This is a signal to mobile network operators (MNOs) that it could be difficult to use technology produced by the Chinese company Huawei in building 5G infrastructure. Latvian MNO Bite had planned on cooperating with Huawei, but now indicates that the company is still unsure which company's technology they'll use. Estonia and Poland have already signed memoranda with the US promising to only use secure technology in developing 5G infrastructure.
“We're basically signalling one very elementary and simple thing – the Latvian government cares about our network security, which is also a Latvian national security issue,” said Latvian Prime Minister Krišjānis Kariņš (New Unity).
The declaration text is confidential, however Latvian Television has unofficial information that in the declaration Latvia commits to examine whether a 5G technology supplier isn't creating security risks. The declaration isn't aimed at any particular company and isn't legally binding, but Latvian Foreign Affairs Minister Edgars Rinkēvičs (New Unity) didn't deny that it would affect companies using Huawei technology in creating 5G networks.
"These companies have to take into account that there will be certain questions at the moment when they'll want to cooperate with state structures, especially with those state structures that deal with security, foreign policy and issues of such level," said Rinkēvičs.
“We stress that for our critical IT infrastructure, especially the technology used by state structures, used by security structures, we choose those solutions, which we deem necessary,” said the Foreign Affairs Minister.

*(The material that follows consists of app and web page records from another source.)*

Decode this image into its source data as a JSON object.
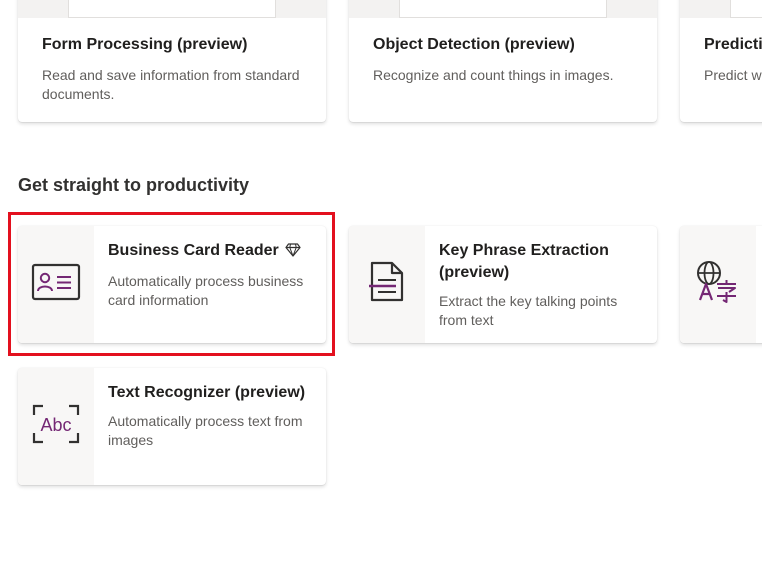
{
  "top_row": [
    {
      "title": "Form Processing (preview)",
      "description": "Read and save information from standard documents."
    },
    {
      "title": "Object Detection (preview)",
      "description": "Recognize and count things in images."
    },
    {
      "title": "Predicti",
      "description": "Predict w"
    }
  ],
  "section": {
    "title": "Get straight to productivity"
  },
  "cards": {
    "business_card": {
      "title": "Business Card Reader",
      "description": "Automatically process business card information",
      "icon": "business-card-icon",
      "premium_icon": "diamond-icon"
    },
    "key_phrase": {
      "title": "Key Phrase Extraction (preview)",
      "description": "Extract the key talking points from text",
      "icon": "key-phrase-icon"
    },
    "language": {
      "icon": "language-translation-icon"
    },
    "text_recognizer": {
      "title": "Text Recognizer (preview)",
      "description": "Automatically process text from images",
      "icon_text": "Abc",
      "icon": "text-recognizer-icon"
    }
  },
  "colors": {
    "accent": "#742774",
    "highlight": "#e3101e",
    "icon_dark": "#323130"
  }
}
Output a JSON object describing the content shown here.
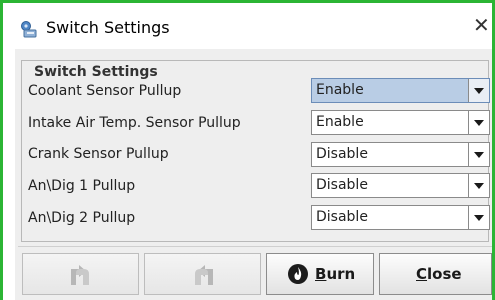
{
  "window": {
    "title": "Switch Settings",
    "close_glyph": "✕",
    "icon": "settings-app-icon",
    "frame_color": "#2bb534"
  },
  "group": {
    "title": "Switch Settings"
  },
  "settings": [
    {
      "label": "Coolant Sensor Pullup",
      "value": "Enable",
      "active": true
    },
    {
      "label": "Intake Air Temp. Sensor Pullup",
      "value": "Enable",
      "active": false
    },
    {
      "label": "Crank Sensor Pullup",
      "value": "Disable",
      "active": false
    },
    {
      "label": "An\\Dig 1 Pullup",
      "value": "Disable",
      "active": false
    },
    {
      "label": "An\\Dig 2  Pullup",
      "value": "Disable",
      "active": false
    }
  ],
  "buttons": {
    "undo": {
      "icon": "undo-arrow-icon",
      "enabled": false
    },
    "redo": {
      "icon": "redo-arrow-icon",
      "enabled": false
    },
    "burn": {
      "label_u": "B",
      "label_rest": "urn",
      "icon": "flame-icon"
    },
    "close": {
      "label_u": "C",
      "label_rest": "lose"
    }
  },
  "colors": {
    "selected_combo": "#b9cde5",
    "panel_bg": "#eeeeee"
  }
}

Bite has signed a memorandum of understanding with Huawei regarding using their technology in a 5G testing base station. Bite representative Una Ahuna-Ozola said that the company is developing a 5G network in cooperation with Latvian MNO Tele2, and that it's still unclear which company's technology will be used. Tele2 is also developing a parallel 5G network using Nokia infrastructure, according to company representative Oskars Fīrmanis. LMT is also using Nokia infrastructure for its network.
The US has long warned that Huawei has ties to Chinese intelligence services, and therefore that the company's technology could be used for spying operations.The company itself has denied these allegations.
As previously reported, US restrictions on China's Huawei will affect the development of 5G networks but won't change anything for the regular consumer, said Juris Binde, head of LMT in May 2019.
Binde said that as Huawei is one of the main developers of 5G infrastructure, anything that affects the company will affect the introduction of 5G networks. But LMT will not be affected, as it does not use Huawei's technologies.